Basho revisited, plowing a field
In the following haiku he uses words that are usually in tanka as we will see in the preface and comment by Jane Reichhold.
hatake utsu oto ya arashi no sakura asa
plowing a field
the sound of a violent storm
Preface: 'On March 11, at the shrine of Shirahige in Araki village'. Usually in tamka the words 'arashi' (a violent storm) and 'sakura' (cherry blossoms) are combined in the fear that the blossoms will be blown down in a storm. So the 'wit' here is to combine these words with another (much more common) meaning.
In an earlier episode I already told how anxious the Japanese were as the wind blows while all the delicate blossoms are in full bloom.
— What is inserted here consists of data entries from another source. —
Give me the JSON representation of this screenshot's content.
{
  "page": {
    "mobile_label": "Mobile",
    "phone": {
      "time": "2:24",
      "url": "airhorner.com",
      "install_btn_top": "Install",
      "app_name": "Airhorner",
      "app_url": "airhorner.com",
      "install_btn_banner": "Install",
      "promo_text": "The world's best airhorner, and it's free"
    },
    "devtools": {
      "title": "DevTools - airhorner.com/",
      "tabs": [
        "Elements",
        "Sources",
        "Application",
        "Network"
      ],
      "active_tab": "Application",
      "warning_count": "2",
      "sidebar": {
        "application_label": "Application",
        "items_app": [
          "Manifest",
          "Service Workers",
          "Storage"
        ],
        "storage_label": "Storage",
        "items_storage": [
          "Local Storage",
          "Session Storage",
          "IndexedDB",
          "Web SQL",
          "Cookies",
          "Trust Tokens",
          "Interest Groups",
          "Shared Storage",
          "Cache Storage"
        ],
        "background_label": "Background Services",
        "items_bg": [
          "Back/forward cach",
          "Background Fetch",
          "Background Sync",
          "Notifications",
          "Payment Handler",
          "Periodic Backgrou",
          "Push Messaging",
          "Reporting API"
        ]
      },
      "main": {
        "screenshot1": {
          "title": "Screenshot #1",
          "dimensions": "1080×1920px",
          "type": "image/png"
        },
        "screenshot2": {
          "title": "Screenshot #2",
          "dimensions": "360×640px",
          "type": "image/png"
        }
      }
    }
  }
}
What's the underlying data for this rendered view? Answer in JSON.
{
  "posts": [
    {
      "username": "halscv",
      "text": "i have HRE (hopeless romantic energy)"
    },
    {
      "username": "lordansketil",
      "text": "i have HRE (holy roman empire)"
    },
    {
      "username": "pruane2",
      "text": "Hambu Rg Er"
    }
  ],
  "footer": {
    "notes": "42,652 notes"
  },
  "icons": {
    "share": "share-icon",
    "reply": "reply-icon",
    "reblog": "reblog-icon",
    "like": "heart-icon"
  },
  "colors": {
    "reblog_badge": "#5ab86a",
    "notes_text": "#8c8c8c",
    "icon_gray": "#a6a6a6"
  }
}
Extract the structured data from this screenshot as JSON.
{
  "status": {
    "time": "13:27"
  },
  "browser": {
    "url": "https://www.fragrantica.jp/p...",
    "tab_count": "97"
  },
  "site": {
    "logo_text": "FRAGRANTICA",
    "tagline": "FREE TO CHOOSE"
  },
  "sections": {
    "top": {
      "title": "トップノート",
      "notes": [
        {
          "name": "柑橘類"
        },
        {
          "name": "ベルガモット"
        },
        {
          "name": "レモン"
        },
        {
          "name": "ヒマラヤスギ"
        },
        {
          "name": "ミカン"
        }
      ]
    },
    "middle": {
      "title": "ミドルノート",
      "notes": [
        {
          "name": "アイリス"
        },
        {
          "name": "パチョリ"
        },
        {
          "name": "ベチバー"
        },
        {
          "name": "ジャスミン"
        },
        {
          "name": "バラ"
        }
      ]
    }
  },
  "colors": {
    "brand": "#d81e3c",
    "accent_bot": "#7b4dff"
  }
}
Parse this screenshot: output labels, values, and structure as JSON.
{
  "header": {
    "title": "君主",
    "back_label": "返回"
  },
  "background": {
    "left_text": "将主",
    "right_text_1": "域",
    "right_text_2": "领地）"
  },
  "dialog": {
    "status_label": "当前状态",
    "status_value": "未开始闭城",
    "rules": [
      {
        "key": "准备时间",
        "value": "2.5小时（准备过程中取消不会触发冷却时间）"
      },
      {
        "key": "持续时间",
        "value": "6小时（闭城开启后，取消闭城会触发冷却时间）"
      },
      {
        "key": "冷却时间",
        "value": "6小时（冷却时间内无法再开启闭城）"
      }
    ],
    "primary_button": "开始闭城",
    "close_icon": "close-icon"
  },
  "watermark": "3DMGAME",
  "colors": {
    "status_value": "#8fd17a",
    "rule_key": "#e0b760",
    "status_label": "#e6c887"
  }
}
The Japanese are intwined with nature and when nature is in danger, the Japanese feel hurt.
The delicate blossoms of the cherry trees and plum trees are famous for haiku, so I think that I will try a new haiku with one of these famous kigo )season word).
a late spring storm
torns apart the delicacy
of cherry blossom
For the Japanese this haiku is painful. As we know they are intwined with nature, but also a late spring storm that torns apart the delicate cherry blossoms is part of nature and ... when the blossoms have left with the wind they can grow those delicious cherries in summer. And that is also nature.
Alright I will give another few new haiku on the delicacy of the blossoms. I was inspired.
do not scatter
the lovely cherry blossoms
oh violent storm
the white plum blossoms
in the evening sun
Ah! that fragrance
delicate cherry blossoms
in the spring rain